3. Inventory Management:
- Optimal Stock Levels: Maintain optimal inventory levels to meet customer demand while minimizing carrying costs.
- Just-in-Time (JIT): Consider JIT inventory management to reduce holding costs and ensure efficient stock turnover.
4. Demand Forecasting:
- Accurate Forecasting: Use demand forecasting tools and historical data to predict customer demand accurately.
- Collaboration: Collaborate with suppliers to share demand forecasts and coordinate production and delivery schedules.
5. Order Processing:
- Order Automation: Implement automated order processing systems to minimize manual errors and expedite order fulfillment.
- Order Tracking: Enable customers to track their orders in real-time for transparency and improved customer satisfaction.
Marketing and Business Development
Develop a marketing strategy to promote your warehouse services. Highlight your unique selling points, target potential clients, and create a compelling online and offline presence.
1. Market Research:
- Industry Analysis: Continuously monitor and analyze the Indian warehousing industry, including trends, competitors, and customer preferences.
- Customer Segmentation: Identify and segment your target market based on industry, location, and specific needs.
2. Branding and Positioning:
- Brand Identity: Develop a strong and recognizable brand identity that reflects your values, mission, and quality of service.
- Positioning: Define your unique selling propositions (USPs) and position your warehouse business as a leader in the industry.
3. Online Presence:
- Website: Create a professional website that showcases your services, facilities, and contact information. Ensure that it’s mobile-friendly.
- Search Engine Optimization (SEO): Optimize your website for search engines to improve visibility in online searches.
Challenges and Solutions
1. Space Constraints: Challenge: Limited warehouse space due to high demand and urban congestion.
Solution: Optimize warehouse layout and use vertical space efficiently. Implement automated storage systems like AS/RS (Automated Storage and Retrieval Systems) to maximize storage capacity. Consider expanding or investing in satellite warehouses strategically located near major markets.
2. Labor Shortages: Challenge: Difficulty in finding skilled and reliable labor, leading to increased operational costs.
Solution: Invest in employee training programs to enhance skills and productivity. Offer competitive wages and benefits to attract and retain talent.

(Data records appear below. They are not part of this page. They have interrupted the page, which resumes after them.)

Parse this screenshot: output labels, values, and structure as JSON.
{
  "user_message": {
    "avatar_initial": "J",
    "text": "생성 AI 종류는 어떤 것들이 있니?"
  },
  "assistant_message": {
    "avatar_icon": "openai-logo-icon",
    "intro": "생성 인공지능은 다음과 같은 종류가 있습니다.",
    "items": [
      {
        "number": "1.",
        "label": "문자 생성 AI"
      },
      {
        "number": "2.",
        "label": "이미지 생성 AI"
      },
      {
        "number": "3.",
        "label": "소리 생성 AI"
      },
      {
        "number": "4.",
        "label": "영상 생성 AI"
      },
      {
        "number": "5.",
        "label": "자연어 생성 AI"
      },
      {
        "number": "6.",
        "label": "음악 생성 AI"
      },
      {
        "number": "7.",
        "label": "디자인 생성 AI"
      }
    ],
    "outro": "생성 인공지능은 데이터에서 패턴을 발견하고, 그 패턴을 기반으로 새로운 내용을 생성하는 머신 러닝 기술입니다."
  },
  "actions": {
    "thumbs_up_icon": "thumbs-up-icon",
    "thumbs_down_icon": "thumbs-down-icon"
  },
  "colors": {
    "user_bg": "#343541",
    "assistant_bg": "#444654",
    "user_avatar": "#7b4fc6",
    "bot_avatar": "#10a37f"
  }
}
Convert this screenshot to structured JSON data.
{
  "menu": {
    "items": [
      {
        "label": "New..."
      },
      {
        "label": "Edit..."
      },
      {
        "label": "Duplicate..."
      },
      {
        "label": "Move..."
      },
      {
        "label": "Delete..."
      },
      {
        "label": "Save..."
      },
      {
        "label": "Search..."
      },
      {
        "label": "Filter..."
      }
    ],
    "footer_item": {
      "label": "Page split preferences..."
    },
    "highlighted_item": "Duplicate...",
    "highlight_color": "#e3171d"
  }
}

Implement automation and robotics to reduce dependency on manual labor for repetitive tasks.
3. Inventory Management: Challenge: Balancing stock levels to meet demand while minimizing excess inventory and associated carrying costs.
Solution: Implement demand forecasting using advanced software tools. Adopt a Just-in-Time (JIT) inventory system to minimize excess stock. Regularly review and optimize reorder points based on historical data and market trends.
4. Technology Integration: Challenge: Limited adoption of technology, hindering efficient warehouse management.
Solution: Invest in Warehouse Management Systems (WMS) for real-time tracking, inventory optimization, and order management. Utilize RFID (Radio-Frequency Identification) and IoT (Internet of Things) devices for accurate inventory tracking. Implement automation for tasks like order picking and packing.
5. Regulatory Compliance: Challenge: Navigating complex and evolving regulatory frameworks related to safety, labor laws, and environmental standards.
Solution: Stay updated on relevant regulations and ensure strict compliance. Conduct regular safety audits and training sessions for employees. Collaborate with legal experts to ensure adherence to labor laws and environmental regulations.